• WHAT TO DO:
Only the lines that include "image" should be copied from the data below.

::::::::

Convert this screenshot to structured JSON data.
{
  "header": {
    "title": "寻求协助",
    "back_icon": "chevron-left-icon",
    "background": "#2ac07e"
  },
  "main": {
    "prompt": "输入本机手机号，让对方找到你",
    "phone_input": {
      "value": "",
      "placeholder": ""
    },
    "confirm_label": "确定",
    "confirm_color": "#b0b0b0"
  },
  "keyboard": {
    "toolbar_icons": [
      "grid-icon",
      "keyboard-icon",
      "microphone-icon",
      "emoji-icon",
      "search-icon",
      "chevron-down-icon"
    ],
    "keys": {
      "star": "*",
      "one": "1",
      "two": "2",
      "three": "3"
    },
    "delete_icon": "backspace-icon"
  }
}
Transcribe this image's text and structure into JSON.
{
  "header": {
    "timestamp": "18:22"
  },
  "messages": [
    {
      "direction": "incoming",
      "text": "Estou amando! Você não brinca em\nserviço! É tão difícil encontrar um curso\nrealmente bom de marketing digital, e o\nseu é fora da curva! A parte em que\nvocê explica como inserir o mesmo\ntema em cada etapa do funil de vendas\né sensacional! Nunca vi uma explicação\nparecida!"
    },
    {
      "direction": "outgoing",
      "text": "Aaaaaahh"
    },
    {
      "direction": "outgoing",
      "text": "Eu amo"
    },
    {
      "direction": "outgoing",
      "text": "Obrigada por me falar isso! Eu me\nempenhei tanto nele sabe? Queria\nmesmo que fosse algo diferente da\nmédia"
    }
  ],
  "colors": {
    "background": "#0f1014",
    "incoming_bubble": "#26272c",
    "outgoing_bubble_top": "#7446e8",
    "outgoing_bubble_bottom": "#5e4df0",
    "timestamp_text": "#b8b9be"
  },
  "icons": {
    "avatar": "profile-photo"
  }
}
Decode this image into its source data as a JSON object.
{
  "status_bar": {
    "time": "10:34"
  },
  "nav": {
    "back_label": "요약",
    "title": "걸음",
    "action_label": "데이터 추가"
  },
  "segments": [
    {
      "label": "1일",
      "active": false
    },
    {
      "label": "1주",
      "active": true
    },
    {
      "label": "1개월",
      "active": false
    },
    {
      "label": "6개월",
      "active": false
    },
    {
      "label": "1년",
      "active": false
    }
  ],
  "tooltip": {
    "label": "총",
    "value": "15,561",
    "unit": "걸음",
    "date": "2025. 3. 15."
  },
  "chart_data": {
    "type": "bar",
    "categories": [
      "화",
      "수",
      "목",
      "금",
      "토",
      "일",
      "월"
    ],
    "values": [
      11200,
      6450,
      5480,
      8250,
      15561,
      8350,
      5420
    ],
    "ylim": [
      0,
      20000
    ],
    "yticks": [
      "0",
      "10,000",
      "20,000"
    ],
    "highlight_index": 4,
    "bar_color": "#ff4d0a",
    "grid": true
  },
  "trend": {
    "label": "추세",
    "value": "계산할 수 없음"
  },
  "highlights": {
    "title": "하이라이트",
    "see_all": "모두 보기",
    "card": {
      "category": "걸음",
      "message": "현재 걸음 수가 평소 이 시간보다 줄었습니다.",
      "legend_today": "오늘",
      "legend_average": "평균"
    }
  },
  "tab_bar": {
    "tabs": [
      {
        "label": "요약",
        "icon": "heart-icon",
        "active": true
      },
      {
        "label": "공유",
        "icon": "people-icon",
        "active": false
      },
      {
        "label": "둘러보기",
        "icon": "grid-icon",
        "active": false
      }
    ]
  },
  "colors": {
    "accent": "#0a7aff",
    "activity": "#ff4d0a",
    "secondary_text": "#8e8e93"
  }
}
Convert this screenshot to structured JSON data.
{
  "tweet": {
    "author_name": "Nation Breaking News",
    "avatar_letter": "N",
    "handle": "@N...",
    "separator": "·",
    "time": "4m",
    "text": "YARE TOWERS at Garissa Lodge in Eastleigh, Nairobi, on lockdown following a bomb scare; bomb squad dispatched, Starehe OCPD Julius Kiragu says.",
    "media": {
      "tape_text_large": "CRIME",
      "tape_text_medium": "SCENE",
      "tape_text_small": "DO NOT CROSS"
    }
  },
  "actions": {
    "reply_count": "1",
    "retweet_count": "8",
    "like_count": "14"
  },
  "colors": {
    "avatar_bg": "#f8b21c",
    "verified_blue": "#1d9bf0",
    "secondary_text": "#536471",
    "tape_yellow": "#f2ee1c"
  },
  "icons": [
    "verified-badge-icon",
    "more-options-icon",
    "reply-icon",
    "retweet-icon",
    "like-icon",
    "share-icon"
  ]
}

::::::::

• ANSWER FOR THE TASK:
Transcribe this image's text and structure into JSON.
Decode this image into its source data as a JSON object.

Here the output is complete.